WHAT YOU SHOULD DO
Nothing but the data, repeated exactly, belongs in the answer.

STORED DATA
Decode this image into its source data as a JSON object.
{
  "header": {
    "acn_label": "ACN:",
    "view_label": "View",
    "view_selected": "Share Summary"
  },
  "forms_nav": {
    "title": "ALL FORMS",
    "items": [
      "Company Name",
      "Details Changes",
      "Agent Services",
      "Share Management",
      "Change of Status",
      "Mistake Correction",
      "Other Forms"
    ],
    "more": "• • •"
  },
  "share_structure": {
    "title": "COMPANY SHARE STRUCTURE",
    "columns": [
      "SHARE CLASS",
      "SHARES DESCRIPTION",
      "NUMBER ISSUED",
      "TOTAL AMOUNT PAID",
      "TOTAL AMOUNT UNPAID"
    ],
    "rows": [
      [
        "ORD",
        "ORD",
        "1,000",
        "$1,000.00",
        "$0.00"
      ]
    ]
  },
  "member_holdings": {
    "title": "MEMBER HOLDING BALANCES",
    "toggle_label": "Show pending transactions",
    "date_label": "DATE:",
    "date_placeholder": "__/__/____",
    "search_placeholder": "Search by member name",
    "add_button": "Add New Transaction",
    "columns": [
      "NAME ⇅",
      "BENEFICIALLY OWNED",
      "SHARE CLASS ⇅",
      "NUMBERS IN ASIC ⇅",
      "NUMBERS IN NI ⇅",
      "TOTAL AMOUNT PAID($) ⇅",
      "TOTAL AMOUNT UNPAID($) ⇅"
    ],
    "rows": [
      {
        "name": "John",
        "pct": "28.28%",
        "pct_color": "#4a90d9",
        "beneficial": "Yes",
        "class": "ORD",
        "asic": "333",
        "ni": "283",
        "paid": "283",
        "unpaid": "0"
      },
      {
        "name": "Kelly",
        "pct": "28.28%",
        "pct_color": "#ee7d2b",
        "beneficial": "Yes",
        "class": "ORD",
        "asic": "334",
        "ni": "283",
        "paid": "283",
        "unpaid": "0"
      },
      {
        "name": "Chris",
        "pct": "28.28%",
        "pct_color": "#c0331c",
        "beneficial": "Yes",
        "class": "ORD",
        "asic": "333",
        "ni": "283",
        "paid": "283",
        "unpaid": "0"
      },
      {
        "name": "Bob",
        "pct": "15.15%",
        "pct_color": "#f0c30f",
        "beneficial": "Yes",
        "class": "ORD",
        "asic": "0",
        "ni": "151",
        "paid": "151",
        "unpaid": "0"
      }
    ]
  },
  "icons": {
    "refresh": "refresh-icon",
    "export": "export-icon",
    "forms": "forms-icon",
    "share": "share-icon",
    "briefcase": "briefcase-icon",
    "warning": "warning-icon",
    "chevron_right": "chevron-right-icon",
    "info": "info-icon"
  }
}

RESPONSE FOR THIS EXERCISE
Decode this image into its source data as a JSON object.
{
  "header": {
    "acn_label": "ACN:",
    "view_label": "View",
    "view_selected": "Share Summary"
  },
  "forms_nav": {
    "title": "ALL FORMS",
    "items": [
      "Company Name",
      "Details Changes",
      "Agent Services",
      "Share Management",
      "Change of Status",
      "Mistake Correction",
      "Other Forms"
    ],
    "more": "• • •"
  },
  "share_structure": {
    "title": "COMPANY SHARE STRUCTURE",
    "columns": [
      "SHARE CLASS",
      "SHARES DESCRIPTION",
      "NUMBER ISSUED",
      "TOTAL AMOUNT PAID",
      "TOTAL AMOUNT UNPAID"
    ],
    "rows": [
      [
        "ORD",
        "ORD",
        "1,000",
        "$1,000.00",
        "$0.00"
      ]
    ]
  },
  "member_holdings": {
    "title": "MEMBER HOLDING BALANCES",
    "toggle_label": "Show pending transactions",
    "date_label": "DATE:",
    "date_placeholder": "__/__/____",
    "search_placeholder": "Search by member name",
    "add_button": "Add New Transaction",
    "columns": [
      "NAME ⇅",
      "BENEFICIALLY OWNED",
      "SHARE CLASS ⇅",
      "NUMBERS IN ASIC ⇅",
      "NUMBERS IN NI ⇅",
      "TOTAL AMOUNT PAID($) ⇅",
      "TOTAL AMOUNT UNPAID($) ⇅"
    ],
    "rows": [
      {
        "name": "John",
        "pct": "28.28%",
        "pct_color": "#4a90d9",
        "beneficial": "Yes",
        "class": "ORD",
        "asic": "333",
        "ni": "283",
        "paid": "283",
        "unpaid": "0"
      },
      {
        "name": "Kelly",
        "pct": "28.28%",
        "pct_color": "#ee7d2b",
        "beneficial": "Yes",
        "class": "ORD",
        "asic": "334",
        "ni": "283",
        "paid": "283",
        "unpaid": "0"
      },
      {
        "name": "Chris",
        "pct": "28.28%",
        "pct_color": "#c0331c",
        "beneficial": "Yes",
        "class": "ORD",
        "asic": "333",
        "ni": "283",
        "paid": "283",
        "unpaid": "0"
      },
      {
        "name": "Bob",
        "pct": "15.15%",
        "pct_color": "#f0c30f",
        "beneficial": "Yes",
        "class": "ORD",
        "asic": "0",
        "ni": "151",
        "paid": "151",
        "unpaid": "0"
      }
    ]
  },
  "icons": {
    "refresh": "refresh-icon",
    "export": "export-icon",
    "forms": "forms-icon",
    "share": "share-icon",
    "briefcase": "briefcase-icon",
    "warning": "warning-icon",
    "chevron_right": "chevron-right-icon",
    "info": "info-icon"
  }
}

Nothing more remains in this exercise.